|Great Horwood History||
A fire broke out at a malting at Great-Horwood … which in a short time burnt down the malting, with a barn, stable and two dwelling-houses; but the wind being very still, and there being great help, and an engine from Winslow, it was kept from spreading any further, though all the buildings round about were thatch’d. It was occasioned by a boy leaving the fire when attending, which is very often the case. Near 100 Quarters of malt, and a great quantity of beans, were burnt or spoil’d.
spread with such astonishing rapidity, that in little more than half an hour sixty houses (amongst which number were about sixteen farmhouses and four malthouses) with all their barns, stables, wheat ricks, bean ricks, hay stacks, waggons, carts, ploughs, harrows, and most part of their household goods were all on fire together and entirely consumed in the space of about two hours; several of the inhabitants saving no more than the clothes upon their backs.
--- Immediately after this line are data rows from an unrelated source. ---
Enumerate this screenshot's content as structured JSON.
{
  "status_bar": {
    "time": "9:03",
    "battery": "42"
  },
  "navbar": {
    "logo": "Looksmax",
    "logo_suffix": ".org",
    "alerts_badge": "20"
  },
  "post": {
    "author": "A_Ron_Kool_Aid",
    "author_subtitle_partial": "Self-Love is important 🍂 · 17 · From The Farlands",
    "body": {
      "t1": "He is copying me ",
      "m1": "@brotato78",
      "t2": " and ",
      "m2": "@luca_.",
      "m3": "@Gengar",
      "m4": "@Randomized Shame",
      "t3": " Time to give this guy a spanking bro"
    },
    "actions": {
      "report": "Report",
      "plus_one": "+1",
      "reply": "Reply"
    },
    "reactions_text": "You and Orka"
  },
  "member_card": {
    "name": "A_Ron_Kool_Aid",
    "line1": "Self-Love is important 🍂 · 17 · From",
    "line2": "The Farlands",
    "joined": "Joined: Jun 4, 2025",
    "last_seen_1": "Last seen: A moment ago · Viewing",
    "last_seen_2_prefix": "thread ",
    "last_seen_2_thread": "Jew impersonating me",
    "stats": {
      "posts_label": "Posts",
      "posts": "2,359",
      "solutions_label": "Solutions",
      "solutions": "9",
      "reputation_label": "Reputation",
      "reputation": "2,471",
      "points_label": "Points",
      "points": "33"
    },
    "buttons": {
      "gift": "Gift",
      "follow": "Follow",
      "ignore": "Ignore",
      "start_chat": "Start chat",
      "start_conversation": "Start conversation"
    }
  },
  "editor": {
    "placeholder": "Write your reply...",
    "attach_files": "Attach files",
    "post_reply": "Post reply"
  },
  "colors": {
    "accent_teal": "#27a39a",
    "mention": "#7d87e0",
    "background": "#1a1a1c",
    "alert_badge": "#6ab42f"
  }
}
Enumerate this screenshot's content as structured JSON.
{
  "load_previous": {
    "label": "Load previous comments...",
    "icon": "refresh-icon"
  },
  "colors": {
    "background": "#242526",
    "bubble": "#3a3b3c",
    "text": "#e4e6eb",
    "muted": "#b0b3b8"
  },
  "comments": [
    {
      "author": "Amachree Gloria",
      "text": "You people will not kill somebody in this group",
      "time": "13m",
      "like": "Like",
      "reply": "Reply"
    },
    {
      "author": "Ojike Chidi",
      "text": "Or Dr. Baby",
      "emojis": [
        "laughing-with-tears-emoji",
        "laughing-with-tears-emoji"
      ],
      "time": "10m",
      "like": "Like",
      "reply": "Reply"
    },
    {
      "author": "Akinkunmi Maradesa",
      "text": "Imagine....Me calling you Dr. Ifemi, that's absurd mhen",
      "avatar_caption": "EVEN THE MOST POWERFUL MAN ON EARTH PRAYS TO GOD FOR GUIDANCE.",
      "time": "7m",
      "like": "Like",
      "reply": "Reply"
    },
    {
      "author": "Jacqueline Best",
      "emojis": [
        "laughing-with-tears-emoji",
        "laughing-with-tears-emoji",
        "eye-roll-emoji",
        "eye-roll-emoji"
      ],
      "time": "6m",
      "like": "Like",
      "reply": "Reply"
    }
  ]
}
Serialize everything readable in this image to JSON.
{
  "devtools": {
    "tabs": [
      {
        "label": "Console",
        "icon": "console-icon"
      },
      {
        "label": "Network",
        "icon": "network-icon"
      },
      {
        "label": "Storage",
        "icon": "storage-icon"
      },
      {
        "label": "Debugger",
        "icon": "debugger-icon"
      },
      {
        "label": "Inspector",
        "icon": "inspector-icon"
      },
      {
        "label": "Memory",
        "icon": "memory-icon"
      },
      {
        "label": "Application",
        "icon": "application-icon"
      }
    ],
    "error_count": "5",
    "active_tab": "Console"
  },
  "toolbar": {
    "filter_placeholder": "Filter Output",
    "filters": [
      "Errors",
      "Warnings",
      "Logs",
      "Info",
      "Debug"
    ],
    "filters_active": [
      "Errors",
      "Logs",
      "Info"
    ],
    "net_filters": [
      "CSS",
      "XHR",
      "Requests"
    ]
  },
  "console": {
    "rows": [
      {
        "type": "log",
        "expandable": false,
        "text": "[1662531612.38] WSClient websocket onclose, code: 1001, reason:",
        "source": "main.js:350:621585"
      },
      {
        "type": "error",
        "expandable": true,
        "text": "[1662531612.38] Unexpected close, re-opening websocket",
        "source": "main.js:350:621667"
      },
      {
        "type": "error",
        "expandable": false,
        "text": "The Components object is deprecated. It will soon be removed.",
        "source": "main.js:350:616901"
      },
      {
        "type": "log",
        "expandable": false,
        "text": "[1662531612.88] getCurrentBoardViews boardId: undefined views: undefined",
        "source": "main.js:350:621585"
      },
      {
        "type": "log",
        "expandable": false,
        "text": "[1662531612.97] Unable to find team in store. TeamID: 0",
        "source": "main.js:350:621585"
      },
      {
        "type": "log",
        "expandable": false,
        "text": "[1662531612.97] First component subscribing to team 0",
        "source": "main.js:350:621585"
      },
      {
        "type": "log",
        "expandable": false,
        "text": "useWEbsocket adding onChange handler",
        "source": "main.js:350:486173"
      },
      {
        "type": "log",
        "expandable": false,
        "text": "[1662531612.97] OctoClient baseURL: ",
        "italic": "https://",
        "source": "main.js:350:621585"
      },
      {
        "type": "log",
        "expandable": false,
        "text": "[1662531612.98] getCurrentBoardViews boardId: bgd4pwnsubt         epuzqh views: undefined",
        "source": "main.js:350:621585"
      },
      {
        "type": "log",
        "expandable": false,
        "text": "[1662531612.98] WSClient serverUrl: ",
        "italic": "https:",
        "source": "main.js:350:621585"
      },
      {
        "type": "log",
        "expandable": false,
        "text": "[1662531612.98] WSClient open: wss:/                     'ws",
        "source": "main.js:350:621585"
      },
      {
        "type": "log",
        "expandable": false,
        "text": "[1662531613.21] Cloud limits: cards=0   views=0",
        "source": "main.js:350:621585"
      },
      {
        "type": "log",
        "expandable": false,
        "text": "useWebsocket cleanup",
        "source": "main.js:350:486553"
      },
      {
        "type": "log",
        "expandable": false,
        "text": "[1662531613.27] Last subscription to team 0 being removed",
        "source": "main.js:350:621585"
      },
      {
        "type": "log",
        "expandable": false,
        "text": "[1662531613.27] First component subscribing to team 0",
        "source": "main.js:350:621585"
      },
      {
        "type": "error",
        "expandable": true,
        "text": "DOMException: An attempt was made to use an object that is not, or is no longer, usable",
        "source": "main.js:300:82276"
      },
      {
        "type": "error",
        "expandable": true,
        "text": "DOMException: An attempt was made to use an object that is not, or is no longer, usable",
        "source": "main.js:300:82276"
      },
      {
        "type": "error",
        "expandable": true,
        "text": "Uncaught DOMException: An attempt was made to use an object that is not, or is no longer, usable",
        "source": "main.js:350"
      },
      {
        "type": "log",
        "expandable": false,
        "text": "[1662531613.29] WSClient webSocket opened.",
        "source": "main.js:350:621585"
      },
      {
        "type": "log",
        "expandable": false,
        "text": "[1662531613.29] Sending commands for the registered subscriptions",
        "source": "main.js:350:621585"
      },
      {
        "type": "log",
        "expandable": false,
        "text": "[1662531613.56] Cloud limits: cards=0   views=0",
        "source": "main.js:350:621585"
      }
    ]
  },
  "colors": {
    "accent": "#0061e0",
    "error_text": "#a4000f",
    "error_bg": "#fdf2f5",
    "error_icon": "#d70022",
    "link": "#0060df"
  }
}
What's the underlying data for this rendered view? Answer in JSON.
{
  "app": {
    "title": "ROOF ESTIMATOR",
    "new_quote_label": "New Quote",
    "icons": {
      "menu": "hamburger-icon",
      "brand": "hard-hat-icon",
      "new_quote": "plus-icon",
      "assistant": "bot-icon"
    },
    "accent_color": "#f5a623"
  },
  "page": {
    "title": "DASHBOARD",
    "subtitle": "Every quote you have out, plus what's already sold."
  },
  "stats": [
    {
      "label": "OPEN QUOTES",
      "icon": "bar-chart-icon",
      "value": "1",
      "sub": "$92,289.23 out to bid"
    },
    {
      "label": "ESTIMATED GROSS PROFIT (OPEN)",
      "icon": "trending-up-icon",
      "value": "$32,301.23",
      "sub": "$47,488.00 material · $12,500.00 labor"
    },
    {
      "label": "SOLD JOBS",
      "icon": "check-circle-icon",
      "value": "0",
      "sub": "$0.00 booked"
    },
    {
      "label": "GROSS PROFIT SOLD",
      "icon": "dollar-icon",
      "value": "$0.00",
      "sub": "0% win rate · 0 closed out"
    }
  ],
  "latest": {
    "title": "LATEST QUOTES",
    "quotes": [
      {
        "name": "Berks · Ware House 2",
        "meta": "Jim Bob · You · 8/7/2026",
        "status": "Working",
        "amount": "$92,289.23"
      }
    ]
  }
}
Many neighbours, at the beginning of the fire, in a few minutes were prevented from giving assistance to others, by their own houses being on fire.
Amongst the lives that are lost was a poor man of a neighbouring village that had been drinking at one of the public-houses; he went, as is supposed, into one of the barns to lie down to sleep, and was unfortunately burnt to death in a most shocking manner. His legs and thighs were burnt quite off close to his body; his arms burnt off, his head, when he was moved, separated from his body, quite burnt to a cinder. Another poor old man was pulled out of a house that was all on fire by the leg, burnt in so terrible a manner that he died two days after.
that newly erected messuage, cottage or tenement … with the pightle [small enclosure] thereunto belonging adjoining the churchyard of Great Horwood … in the tenure or occupation of Mary Keen widow.
the place full of smoke, and on opening the front room door the fire burst out, driving him away. He, however, got in through the pantry, where he was soon overpowered by the smoke and was dragged out at great risk by his daughter [16-year-old Elizabeth or 14-year-old Amy], who singed her eyebrows and hair in so doing. An alarm was given and the fire was got under, but not before it had burned one room and the passage.
Wednesday last at three in the afternoon, a fire broke out at Great Horwood … which consumed eight dwelling houses, one large malthouse, three cottages with the out buildings, as also a large quantity of malt, farming stock, household goods, and wearing apparel: in short some of the inhabitants had a narrow escape with their lives, The flames were rapid but by the timely assistance of the engines from Winslow and Buckingham, the fire was got under.
Inclosed and hedged in a spot of ground part of the waste and the site of houses lately [burnt] and at the time of the fire the property of the parish who took them by copy, and occupied by paupers put therein by the parish officers.